At his State of the Union address earlier this year, President Obama announced a plan to launch a “moon shot” to cure cancer. As researchers gear up for this, with Vice President Joe Biden at the helm, immunotherapy is at the forefront of their efforts.
It’s a treatment built on a simple concept: When we get sick with a virus or an infection, our immune cells kick into gear, scanning our bodies to root out foreign invaders. When cancer appears, those same cells can react, but usually too weakly to put up much of a fight. Immunotherapies deliver a super powered jolt that “takes advantage of the immune system and magnifies it,” says National Cancer Institute Chief of Surgery Steven Rosenberg, M.D., Ph.D., who developed the first successful, FDA-approved immunotherapy drug, Interleukin 2, in 1984. Now, more than 30 years later, the FDA has approved a number of other options — and there are more on the horizon. “When it works, we can cause the complete disappearance of cancer with immunotherapy, and when that occurs, it’s almost always permanent,” says Dr. Rosenberg. “It’s the curative potential that makes this so exciting.” Here are three of the most promising options.
These drugs (including Keytruda, which both Alicia Bertine and President Jimmy Carter took) “wake up” immune cells so they suddenly recognize cancer that they did not before, says Vincent DeVita, M.D., former director of the National Cancer Institute and author of the recent book The Death of Cancer. Checkpoint inhibitors are currently approved for melanoma, non-small-cell lung cancer and kidney cancer. Additional approvals are expected soon.
Adoptive cell transfer
This therapy involves removing a patient’s immune cells, reengineering them to make them stronger cancer fighters and putting them back into the body. One version — CAR T-Cell adoptive transfer — has proven effective, bordering on miraculous, with certain types of lymphomas and leukemias in patients with few, if any, treatment options.
Labs across the country are working on vaccines designed to fight proteins produced by unique mutations in patients’ cancer cells.
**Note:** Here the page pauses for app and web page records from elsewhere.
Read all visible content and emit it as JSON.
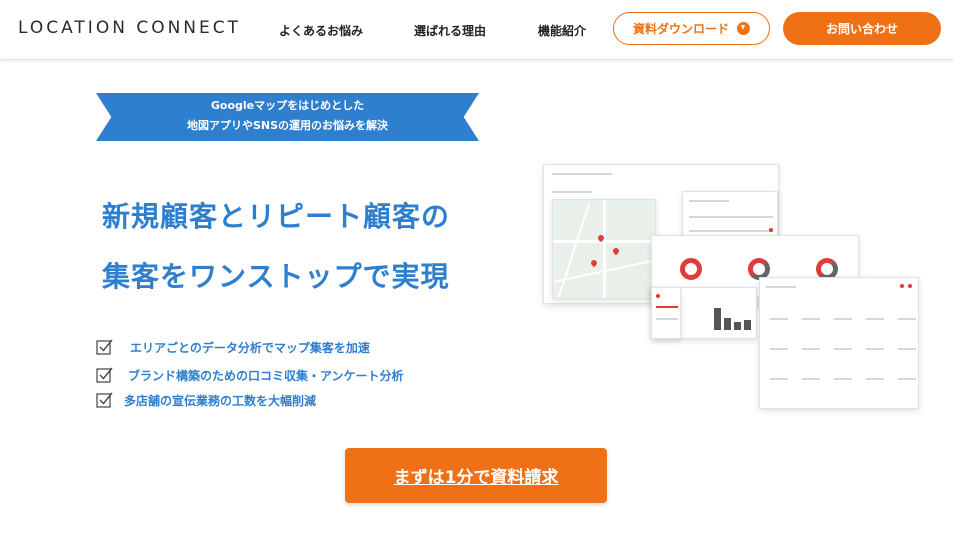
{
  "header": {
    "logo": "LOCATION CONNECT",
    "nav": [
      "よくあるお悩み",
      "選ばれる理由",
      "機能紹介"
    ],
    "download_label": "資料ダウンロード",
    "contact_label": "お問い合わせ"
  },
  "hero": {
    "ribbon_line1": "Googleマップをはじめとした",
    "ribbon_line2": "地図アプリやSNSの運用のお悩みを解決",
    "headline_line1": "新規顧客とリピート顧客の",
    "headline_line2": "集客をワンストップで実現",
    "features": [
      "エリアごとのデータ分析でマップ集客を加速",
      "ブランド構築のための口コミ収集・アンケート分析",
      "多店舗の宣伝業務の工数を大幅削減"
    ],
    "cta_label": "まずは1分で資料請求"
  },
  "colors": {
    "accent_orange": "#f07016",
    "brand_blue": "#2f7fcf"
  }
}
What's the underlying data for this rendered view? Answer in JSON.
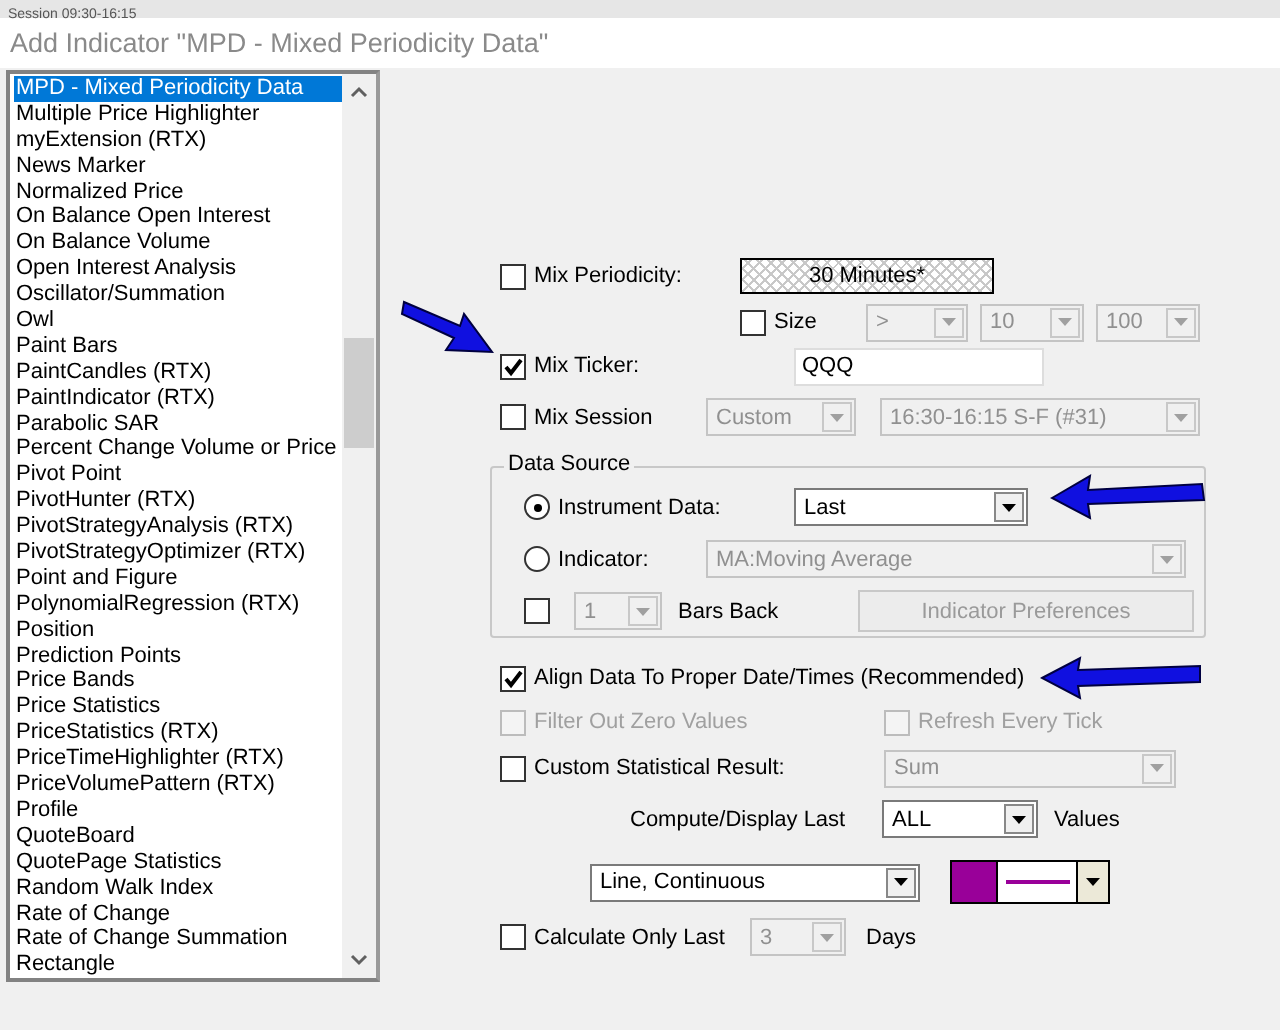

Unlike the preventive vaccines we’re familiar with, these vaccines are being designed to treat patients with actively growing or established cancers. It’s a therapy that looks nothing like the one-size-fits-all medicines of today. “We’ll have to develop a new drug for every patient, an immune cell that can recognize that person’s specific mutation and attack it,” says Dr. Rosenberg. “If you want the cure to be simple, that’s too high a bar. Cancer is complex. The treatments that are going to cure it are likely to be complex, too.”